Hillside School

Hillside is located in Boulder and is a school for learning disabled children.  Their website includes fabulous resources for learning about learning disabilities.

Helpful videos on Youtube

The Big Picture – Rethinking Dyslexia

Success stories of individuals with dyslexia

Nancy Blair – On Language Based Learning Challenges

An overview of reading disabilities, including what they looks like and how to teach students have them.

Books

Overcoming Dyslexia: A New and Complete Science-Based Program for Reading Problems at Any Level by Sally Shaywitz M.D.

It provides a clear explanation of Dyslexia and what a person with dyslexia needs to do to learn to read.

Proust and the Squid: The Story and the Science of the Reading Brain by Maryanne Wolf

Dr. Wolf explains the historical development of the brain and how it relates to reading.  She explains what happens to the brain when you can’t read.

The Dyslexic Advantage: Unlocking the Hidden Potential of the Dyslexic Brain by Brock L. Eide M.D. M.A. and Fernette F. Eide M.D.

This book reveals of the strengths and advantages to being dyslexic.

Fish in a Tree

This story is appropriate for all ages.  You will gain insight to how it feels to be a child in a classroom with an unidentified learning disability. Mullaly does a wonderful job to make it a humorous and easy read even through the struggles of “Ally,” the main character.

“Everybody is smart in different ways. But if you judge a fish by its ability to climb a tree, it will live its life believing it is stupid.” – Fish in a Tree

Wrightslaw Books

Wrightslaw books provide information on special education and advocacy laws.

Other Resources for Finding Service Providers

IDA-RMB Service Provider Referral List

This is an excellent service provider referral list published by the Rocky Mountain Branch of the International Dyslexia Association.

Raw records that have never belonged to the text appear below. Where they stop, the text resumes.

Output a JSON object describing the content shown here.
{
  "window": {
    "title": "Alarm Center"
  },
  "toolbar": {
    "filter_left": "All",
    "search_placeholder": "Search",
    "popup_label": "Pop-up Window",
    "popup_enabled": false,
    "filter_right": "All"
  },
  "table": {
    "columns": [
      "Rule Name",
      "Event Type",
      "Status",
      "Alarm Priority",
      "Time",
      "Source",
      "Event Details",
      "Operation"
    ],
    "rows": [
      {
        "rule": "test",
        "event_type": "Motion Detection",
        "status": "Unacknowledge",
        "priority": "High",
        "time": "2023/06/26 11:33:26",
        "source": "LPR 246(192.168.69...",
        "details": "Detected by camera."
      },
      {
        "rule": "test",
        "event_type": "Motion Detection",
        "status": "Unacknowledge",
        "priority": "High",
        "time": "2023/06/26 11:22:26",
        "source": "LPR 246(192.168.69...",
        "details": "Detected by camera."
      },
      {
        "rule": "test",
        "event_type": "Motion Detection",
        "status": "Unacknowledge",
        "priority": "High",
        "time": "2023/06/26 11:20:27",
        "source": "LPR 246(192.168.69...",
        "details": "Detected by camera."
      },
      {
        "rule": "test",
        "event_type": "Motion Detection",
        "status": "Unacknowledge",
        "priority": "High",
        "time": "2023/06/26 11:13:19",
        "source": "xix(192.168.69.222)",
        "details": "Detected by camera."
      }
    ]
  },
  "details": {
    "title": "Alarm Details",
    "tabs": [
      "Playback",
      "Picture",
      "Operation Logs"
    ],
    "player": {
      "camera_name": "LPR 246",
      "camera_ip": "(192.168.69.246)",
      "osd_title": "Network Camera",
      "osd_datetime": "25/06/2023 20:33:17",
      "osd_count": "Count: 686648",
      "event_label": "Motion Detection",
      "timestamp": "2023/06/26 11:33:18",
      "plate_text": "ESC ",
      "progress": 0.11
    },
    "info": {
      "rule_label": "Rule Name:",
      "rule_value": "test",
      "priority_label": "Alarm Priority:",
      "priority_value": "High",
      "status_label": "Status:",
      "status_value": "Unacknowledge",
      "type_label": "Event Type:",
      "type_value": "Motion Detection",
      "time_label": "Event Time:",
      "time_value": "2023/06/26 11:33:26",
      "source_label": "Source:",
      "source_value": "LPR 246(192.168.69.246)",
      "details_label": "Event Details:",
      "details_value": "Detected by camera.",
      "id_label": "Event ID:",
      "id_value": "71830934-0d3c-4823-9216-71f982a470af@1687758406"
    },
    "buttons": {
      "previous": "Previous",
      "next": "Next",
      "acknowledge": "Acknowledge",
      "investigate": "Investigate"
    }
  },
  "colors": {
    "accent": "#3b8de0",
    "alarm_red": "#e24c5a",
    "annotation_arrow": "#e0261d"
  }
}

A Guide For What to Look For in a Tutor

If you don’t know what to look for or expect from a tutor use this basic guide.